Access to Work has been described as the government’s best kept secret. It is a scheme which provides funding to make workplaces more accessible for disabled employees. I have used the scheme both for myself and as an employer and it really can make the difference between a disabled person being able to work or remain on benefits.
Research shows that 45% of Access to Work customers would be unable to work without this assistance, and it currently provides support for around 35,000 disabled employees (or self-employed disabled people). It is a huge success, but has faced a number of problems. Not enough disabled people or employers knows it exists, and therefore don’t access it, and until recently there were a number of restrictions surrounding the qualifying criteria. And also, as with most things, lack of funding.
A number of initiatives are taking place to resolve some of these issues. For example, the Minister for Disabled People, Maria Miller announced a targeted marketing campaign, specifically aimed at people with mental health issues and young people, and will concentrate on the areas where Access to Work is currently under-utilised.
One of the main barriers to accessing the scheme was that the person had to be in paid employment – people on work experience or unpaid internships did not qualify. It is now going to be extended to include people on work experience, which will be particularly helpful to young people who use work experience schemes to gain experience and access to paid employment.
The government has also pledged an additional £15 million to the Access to Work fund which should help an additional 8,000 disabled people access work.
These improvements to the system were recommended by Liz Sayce in a report called “Getting In, Staying In and Getting On”. Her response to the recent announcements, which include a panel of disabled people advising the government on Access to Work reform, was:
“Access to Work is a vital factor in creating a level-playing field for disabled people and it earns the Treasury £1.48 for every £1 spent. However its potential is far from fulfilled and with my recommendations we can maximise the benefits for disabled people, employers and thus for the economy at large.
Many employers fail to tap into the large pool of talented disabled people because of lack of support – or because they do not know that support is available. This is a clear waste for employers and the economy.
Access to Work needs reform so that it supports far more disabled people to realise their potential. My recommendations are widely supported by disabled people and our organisations – and it is especially important to improve opportunities for young disabled people. Additionally the Government needs to roll Work Choice into it so that all specialist employment support is based on choice and control.
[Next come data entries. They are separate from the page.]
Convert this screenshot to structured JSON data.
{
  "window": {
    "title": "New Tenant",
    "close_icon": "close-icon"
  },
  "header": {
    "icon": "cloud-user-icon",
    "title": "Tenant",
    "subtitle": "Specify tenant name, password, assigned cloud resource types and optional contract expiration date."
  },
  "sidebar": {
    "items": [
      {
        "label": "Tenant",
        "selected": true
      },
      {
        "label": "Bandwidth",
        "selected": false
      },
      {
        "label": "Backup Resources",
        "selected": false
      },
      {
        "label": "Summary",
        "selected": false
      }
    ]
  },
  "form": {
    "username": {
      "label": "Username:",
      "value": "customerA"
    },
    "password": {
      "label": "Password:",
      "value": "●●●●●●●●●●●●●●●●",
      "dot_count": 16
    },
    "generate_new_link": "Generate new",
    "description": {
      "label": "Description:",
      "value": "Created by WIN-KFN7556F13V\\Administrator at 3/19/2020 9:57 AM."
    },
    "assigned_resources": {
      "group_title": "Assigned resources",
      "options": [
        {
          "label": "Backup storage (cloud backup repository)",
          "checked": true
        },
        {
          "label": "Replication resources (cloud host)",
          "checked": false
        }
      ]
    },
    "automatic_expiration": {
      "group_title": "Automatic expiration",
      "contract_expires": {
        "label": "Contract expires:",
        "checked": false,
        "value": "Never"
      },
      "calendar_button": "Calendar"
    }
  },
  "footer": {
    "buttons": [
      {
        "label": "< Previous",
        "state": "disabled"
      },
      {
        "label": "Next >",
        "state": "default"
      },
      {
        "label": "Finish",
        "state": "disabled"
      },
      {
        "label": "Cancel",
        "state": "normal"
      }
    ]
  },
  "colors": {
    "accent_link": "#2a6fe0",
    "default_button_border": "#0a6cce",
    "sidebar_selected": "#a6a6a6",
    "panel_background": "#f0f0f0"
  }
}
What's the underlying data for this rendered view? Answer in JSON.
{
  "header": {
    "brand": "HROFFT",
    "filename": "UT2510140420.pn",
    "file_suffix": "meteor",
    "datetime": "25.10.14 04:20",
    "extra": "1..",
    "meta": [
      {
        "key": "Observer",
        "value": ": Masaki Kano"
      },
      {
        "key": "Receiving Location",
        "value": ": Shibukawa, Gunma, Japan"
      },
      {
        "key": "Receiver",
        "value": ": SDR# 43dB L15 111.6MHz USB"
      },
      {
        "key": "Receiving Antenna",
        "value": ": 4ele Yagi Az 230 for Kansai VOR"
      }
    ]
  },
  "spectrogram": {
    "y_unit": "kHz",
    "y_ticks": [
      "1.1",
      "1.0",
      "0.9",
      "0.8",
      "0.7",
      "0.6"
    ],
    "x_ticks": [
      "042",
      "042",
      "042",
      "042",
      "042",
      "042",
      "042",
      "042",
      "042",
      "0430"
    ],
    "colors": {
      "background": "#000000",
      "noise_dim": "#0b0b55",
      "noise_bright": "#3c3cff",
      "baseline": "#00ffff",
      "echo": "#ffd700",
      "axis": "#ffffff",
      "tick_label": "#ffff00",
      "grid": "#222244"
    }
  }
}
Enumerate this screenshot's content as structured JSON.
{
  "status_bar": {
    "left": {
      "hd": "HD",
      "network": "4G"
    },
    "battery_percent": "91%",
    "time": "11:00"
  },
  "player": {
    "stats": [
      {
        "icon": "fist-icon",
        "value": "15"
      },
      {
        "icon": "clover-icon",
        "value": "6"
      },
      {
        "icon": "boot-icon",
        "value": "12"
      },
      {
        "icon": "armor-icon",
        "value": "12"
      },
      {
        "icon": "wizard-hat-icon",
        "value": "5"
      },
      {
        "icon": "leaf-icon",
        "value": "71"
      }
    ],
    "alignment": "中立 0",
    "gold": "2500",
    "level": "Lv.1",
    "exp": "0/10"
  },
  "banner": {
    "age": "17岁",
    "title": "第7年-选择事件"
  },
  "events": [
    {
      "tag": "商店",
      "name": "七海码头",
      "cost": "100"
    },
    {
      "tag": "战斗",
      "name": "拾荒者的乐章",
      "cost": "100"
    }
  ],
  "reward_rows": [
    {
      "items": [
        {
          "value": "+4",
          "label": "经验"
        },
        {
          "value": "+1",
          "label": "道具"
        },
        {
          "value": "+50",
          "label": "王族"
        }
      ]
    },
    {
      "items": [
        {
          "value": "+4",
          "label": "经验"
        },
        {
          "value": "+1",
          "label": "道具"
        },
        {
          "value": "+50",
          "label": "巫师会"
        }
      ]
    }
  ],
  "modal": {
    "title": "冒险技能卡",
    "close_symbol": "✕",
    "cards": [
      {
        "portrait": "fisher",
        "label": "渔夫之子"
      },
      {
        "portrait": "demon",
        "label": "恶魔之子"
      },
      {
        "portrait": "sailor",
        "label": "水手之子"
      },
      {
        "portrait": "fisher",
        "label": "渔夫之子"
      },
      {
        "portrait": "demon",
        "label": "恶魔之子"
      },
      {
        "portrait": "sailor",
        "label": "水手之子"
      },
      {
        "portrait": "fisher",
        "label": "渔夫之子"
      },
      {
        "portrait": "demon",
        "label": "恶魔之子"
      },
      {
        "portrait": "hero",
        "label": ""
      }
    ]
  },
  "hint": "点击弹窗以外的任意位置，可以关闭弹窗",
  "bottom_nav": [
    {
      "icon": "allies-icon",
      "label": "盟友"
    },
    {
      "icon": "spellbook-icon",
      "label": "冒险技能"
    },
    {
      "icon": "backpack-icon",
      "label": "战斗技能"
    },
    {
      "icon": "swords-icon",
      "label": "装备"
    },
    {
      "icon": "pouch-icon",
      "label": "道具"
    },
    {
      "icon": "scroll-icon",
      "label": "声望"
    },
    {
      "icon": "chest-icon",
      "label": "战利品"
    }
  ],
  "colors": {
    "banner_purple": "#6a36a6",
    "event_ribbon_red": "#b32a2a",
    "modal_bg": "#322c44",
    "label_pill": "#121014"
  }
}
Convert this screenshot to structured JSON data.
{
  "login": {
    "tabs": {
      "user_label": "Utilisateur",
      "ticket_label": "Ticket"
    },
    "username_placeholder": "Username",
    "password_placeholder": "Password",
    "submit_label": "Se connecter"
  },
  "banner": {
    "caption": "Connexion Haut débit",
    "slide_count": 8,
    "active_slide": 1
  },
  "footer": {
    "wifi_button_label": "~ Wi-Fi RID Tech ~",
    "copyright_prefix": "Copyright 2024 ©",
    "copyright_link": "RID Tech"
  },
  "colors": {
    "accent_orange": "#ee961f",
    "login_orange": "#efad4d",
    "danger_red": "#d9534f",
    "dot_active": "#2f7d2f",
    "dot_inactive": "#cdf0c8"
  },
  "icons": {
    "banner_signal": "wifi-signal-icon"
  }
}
I urge the Government to take action quickly so that we see this transformation in practice.”
Having personally benefitted from Access to Work, and indeed continuing to do so, I am pleased that the success of this scheme can be further built on, and is an enormous help for employers considering employing disabled people as well as the employees themselves.
To advertise jobs on Evenbreak go here – http://www.evenbreak.co.uk/employers/
To find jobs on Evenbreak go here – http://www.evenbreak.co.uk/jobs/
To make a donation to Evenbreak go here – https://localgiving.com/charity/evenbreak